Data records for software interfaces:
-------------------------

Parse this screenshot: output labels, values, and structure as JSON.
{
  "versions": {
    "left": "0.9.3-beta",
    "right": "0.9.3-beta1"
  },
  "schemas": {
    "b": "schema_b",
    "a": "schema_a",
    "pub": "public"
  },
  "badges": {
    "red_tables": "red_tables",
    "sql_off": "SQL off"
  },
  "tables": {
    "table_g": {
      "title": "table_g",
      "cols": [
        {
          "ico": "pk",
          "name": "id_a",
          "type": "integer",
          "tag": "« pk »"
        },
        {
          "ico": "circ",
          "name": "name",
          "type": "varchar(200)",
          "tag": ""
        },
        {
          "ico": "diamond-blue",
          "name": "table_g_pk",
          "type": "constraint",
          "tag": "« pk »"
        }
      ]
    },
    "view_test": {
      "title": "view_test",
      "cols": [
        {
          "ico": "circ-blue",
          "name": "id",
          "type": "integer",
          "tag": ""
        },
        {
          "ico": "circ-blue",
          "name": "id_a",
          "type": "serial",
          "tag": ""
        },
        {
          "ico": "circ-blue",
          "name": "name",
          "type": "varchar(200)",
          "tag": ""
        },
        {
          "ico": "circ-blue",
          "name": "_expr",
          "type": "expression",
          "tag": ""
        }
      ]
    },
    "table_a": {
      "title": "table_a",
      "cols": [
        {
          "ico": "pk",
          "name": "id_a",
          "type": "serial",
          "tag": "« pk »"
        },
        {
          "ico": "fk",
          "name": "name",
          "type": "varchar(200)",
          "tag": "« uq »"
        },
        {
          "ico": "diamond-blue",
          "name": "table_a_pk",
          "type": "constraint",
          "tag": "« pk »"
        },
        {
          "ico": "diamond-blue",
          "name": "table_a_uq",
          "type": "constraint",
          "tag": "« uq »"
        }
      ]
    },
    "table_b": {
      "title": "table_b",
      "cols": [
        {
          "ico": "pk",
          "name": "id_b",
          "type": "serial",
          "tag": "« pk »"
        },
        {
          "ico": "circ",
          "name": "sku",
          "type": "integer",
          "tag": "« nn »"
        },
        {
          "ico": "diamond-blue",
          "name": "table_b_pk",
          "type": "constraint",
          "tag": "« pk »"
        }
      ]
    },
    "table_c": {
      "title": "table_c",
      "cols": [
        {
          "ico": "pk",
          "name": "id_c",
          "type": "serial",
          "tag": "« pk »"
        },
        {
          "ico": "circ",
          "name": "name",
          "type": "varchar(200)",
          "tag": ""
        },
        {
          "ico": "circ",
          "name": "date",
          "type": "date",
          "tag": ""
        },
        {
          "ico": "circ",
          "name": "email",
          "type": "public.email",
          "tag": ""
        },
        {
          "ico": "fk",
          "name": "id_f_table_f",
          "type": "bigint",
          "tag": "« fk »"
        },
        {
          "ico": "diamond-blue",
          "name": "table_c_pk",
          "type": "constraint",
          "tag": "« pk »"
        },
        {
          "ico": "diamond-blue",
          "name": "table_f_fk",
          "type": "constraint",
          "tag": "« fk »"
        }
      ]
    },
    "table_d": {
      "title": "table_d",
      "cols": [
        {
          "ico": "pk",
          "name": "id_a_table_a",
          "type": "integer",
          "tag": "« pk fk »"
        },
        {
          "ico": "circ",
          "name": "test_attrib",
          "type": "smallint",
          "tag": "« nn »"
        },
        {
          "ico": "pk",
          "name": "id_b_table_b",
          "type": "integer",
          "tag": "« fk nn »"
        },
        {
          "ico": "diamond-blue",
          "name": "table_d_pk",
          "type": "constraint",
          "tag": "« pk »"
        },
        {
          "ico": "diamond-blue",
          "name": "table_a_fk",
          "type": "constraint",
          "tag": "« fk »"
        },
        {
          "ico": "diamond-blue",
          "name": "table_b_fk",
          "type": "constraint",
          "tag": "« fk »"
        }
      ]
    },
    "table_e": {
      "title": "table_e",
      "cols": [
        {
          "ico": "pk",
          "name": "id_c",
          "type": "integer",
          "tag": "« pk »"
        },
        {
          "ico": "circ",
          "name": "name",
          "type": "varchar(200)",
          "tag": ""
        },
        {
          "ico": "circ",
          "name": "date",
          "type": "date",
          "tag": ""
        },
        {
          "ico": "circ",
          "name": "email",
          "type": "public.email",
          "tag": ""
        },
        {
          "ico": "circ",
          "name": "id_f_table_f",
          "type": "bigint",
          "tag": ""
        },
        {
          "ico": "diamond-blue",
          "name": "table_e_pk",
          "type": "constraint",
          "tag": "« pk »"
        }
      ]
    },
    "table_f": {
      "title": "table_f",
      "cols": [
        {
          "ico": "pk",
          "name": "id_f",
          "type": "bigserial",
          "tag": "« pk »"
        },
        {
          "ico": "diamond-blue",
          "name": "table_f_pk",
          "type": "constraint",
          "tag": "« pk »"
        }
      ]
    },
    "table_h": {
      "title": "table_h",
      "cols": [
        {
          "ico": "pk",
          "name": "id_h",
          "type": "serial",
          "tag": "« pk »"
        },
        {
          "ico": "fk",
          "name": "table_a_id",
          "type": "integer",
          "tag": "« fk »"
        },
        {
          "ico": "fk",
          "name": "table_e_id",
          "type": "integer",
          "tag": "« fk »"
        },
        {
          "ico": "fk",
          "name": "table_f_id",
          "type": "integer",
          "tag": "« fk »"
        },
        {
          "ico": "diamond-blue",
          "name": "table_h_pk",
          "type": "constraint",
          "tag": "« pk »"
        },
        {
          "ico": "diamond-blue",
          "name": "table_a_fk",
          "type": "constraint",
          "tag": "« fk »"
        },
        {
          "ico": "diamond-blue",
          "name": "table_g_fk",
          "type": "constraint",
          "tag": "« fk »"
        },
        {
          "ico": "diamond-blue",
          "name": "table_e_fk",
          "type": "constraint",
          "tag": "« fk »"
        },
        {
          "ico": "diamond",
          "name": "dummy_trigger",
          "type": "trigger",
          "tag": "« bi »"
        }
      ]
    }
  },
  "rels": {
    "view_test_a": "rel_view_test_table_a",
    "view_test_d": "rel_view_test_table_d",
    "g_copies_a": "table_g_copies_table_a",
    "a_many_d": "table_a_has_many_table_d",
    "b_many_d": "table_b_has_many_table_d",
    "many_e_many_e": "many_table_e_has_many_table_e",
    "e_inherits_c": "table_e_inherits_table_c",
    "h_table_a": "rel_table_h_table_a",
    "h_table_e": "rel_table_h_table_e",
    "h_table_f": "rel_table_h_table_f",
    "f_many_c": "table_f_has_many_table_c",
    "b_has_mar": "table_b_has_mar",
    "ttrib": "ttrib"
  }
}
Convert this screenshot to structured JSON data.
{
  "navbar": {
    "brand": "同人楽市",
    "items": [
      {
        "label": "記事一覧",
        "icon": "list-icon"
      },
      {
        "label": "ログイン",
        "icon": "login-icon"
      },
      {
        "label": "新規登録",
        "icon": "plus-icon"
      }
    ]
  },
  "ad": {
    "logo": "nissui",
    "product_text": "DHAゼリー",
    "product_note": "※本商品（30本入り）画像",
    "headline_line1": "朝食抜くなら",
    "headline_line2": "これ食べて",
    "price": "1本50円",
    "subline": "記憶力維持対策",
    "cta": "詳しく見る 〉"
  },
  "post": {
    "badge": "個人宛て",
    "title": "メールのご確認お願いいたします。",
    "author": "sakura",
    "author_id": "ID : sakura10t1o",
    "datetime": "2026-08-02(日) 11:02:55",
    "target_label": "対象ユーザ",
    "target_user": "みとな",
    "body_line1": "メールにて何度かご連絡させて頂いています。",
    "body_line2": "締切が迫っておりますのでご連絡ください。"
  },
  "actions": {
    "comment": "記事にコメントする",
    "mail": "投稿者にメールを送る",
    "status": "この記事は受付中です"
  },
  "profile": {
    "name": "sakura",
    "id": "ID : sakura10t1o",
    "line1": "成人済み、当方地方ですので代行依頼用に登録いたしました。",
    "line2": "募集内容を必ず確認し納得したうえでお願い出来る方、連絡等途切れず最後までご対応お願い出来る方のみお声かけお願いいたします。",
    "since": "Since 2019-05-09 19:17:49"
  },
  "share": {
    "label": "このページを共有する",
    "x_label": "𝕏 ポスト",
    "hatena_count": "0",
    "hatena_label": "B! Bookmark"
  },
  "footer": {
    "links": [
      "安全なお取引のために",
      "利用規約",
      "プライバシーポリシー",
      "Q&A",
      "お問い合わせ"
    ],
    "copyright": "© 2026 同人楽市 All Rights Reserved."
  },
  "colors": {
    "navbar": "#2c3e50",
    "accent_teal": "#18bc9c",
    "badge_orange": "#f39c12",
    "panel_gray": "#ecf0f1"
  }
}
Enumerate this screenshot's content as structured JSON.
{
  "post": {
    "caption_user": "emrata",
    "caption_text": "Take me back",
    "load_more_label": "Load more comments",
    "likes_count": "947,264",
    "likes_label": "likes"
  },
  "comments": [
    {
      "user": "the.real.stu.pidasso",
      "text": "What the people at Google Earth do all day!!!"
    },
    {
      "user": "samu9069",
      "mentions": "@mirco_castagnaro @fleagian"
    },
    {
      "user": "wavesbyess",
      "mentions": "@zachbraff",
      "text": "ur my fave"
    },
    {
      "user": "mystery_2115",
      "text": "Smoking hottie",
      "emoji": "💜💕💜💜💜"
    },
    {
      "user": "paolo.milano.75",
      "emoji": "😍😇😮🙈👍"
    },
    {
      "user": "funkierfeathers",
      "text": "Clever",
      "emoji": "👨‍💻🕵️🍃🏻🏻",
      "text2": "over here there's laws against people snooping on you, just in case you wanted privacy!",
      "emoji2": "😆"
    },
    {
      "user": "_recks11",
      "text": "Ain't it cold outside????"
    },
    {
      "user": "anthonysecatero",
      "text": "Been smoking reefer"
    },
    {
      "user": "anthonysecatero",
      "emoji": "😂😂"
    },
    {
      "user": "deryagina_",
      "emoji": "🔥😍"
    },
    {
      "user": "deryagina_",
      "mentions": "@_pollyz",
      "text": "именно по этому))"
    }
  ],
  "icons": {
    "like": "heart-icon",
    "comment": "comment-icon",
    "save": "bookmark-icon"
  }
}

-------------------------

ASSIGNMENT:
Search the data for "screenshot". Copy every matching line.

ANSWER BOX:
Parse this screenshot: output labels, values, and structure as JSON.
Convert this screenshot to structured JSON data.
Enumerate this screenshot's content as structured JSON.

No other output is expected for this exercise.